## [Directions]
Exactly as given, reproduce the records in full.

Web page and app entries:
####################

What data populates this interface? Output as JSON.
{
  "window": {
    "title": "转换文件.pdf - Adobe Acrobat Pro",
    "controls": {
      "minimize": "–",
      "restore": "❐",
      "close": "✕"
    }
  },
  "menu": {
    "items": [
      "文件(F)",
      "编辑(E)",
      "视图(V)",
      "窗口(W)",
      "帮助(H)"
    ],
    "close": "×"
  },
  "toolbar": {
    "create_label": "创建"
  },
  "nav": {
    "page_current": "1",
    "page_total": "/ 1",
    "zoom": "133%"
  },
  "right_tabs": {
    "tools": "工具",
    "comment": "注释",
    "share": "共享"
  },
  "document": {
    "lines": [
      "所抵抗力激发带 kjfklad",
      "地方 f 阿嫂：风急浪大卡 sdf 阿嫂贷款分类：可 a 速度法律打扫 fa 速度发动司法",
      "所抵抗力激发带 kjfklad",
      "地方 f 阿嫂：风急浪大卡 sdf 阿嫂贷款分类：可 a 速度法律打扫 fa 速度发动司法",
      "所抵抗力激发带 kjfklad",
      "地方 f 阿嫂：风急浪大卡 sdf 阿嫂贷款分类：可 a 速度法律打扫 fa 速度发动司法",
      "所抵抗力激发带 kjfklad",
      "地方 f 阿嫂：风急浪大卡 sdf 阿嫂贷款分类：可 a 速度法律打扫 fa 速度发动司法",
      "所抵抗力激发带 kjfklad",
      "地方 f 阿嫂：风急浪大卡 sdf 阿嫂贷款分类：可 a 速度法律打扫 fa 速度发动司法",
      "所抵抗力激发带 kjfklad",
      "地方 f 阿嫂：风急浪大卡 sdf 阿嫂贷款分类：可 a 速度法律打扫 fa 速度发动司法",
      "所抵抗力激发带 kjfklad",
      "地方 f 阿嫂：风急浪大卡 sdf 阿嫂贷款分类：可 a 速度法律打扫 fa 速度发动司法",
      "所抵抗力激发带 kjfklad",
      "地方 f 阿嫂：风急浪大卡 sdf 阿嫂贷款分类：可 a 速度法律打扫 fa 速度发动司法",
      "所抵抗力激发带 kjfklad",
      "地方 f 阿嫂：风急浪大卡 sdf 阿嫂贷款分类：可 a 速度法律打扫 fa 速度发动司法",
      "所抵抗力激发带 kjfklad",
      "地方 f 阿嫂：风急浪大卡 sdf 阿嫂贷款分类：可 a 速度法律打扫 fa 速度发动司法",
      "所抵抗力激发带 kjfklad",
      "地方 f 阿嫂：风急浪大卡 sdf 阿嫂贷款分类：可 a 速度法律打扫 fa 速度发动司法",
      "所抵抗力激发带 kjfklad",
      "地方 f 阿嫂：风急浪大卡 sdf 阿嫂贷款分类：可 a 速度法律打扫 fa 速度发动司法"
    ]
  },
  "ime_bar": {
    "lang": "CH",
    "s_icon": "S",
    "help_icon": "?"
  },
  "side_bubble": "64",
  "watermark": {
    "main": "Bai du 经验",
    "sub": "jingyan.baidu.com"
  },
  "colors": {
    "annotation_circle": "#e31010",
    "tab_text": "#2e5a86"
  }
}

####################

## [Response to this task]
What data populates this interface? Output as JSON.
{
  "window": {
    "title": "转换文件.pdf - Adobe Acrobat Pro",
    "controls": {
      "minimize": "–",
      "restore": "❐",
      "close": "✕"
    }
  },
  "menu": {
    "items": [
      "文件(F)",
      "编辑(E)",
      "视图(V)",
      "窗口(W)",
      "帮助(H)"
    ],
    "close": "×"
  },
  "toolbar": {
    "create_label": "创建"
  },
  "nav": {
    "page_current": "1",
    "page_total": "/ 1",
    "zoom": "133%"
  },
  "right_tabs": {
    "tools": "工具",
    "comment": "注释",
    "share": "共享"
  },
  "document": {
    "lines": [
      "所抵抗力激发带 kjfklad",
      "地方 f 阿嫂：风急浪大卡 sdf 阿嫂贷款分类：可 a 速度法律打扫 fa 速度发动司法",
      "所抵抗力激发带 kjfklad",
      "地方 f 阿嫂：风急浪大卡 sdf 阿嫂贷款分类：可 a 速度法律打扫 fa 速度发动司法",
      "所抵抗力激发带 kjfklad",
      "地方 f 阿嫂：风急浪大卡 sdf 阿嫂贷款分类：可 a 速度法律打扫 fa 速度发动司法",
      "所抵抗力激发带 kjfklad",
      "地方 f 阿嫂：风急浪大卡 sdf 阿嫂贷款分类：可 a 速度法律打扫 fa 速度发动司法",
      "所抵抗力激发带 kjfklad",
      "地方 f 阿嫂：风急浪大卡 sdf 阿嫂贷款分类：可 a 速度法律打扫 fa 速度发动司法",
      "所抵抗力激发带 kjfklad",
      "地方 f 阿嫂：风急浪大卡 sdf 阿嫂贷款分类：可 a 速度法律打扫 fa 速度发动司法",
      "所抵抗力激发带 kjfklad",
      "地方 f 阿嫂：风急浪大卡 sdf 阿嫂贷款分类：可 a 速度法律打扫 fa 速度发动司法",
      "所抵抗力激发带 kjfklad",
      "地方 f 阿嫂：风急浪大卡 sdf 阿嫂贷款分类：可 a 速度法律打扫 fa 速度发动司法",
      "所抵抗力激发带 kjfklad",
      "地方 f 阿嫂：风急浪大卡 sdf 阿嫂贷款分类：可 a 速度法律打扫 fa 速度发动司法",
      "所抵抗力激发带 kjfklad",
      "地方 f 阿嫂：风急浪大卡 sdf 阿嫂贷款分类：可 a 速度法律打扫 fa 速度发动司法",
      "所抵抗力激发带 kjfklad",
      "地方 f 阿嫂：风急浪大卡 sdf 阿嫂贷款分类：可 a 速度法律打扫 fa 速度发动司法",
      "所抵抗力激发带 kjfklad",
      "地方 f 阿嫂：风急浪大卡 sdf 阿嫂贷款分类：可 a 速度法律打扫 fa 速度发动司法"
    ]
  },
  "ime_bar": {
    "lang": "CH",
    "s_icon": "S",
    "help_icon": "?"
  },
  "side_bubble": "64",
  "watermark": {
    "main": "Bai du 经验",
    "sub": "jingyan.baidu.com"
  },
  "colors": {
    "annotation_circle": "#e31010",
    "tab_text": "#2e5a86"
  }
}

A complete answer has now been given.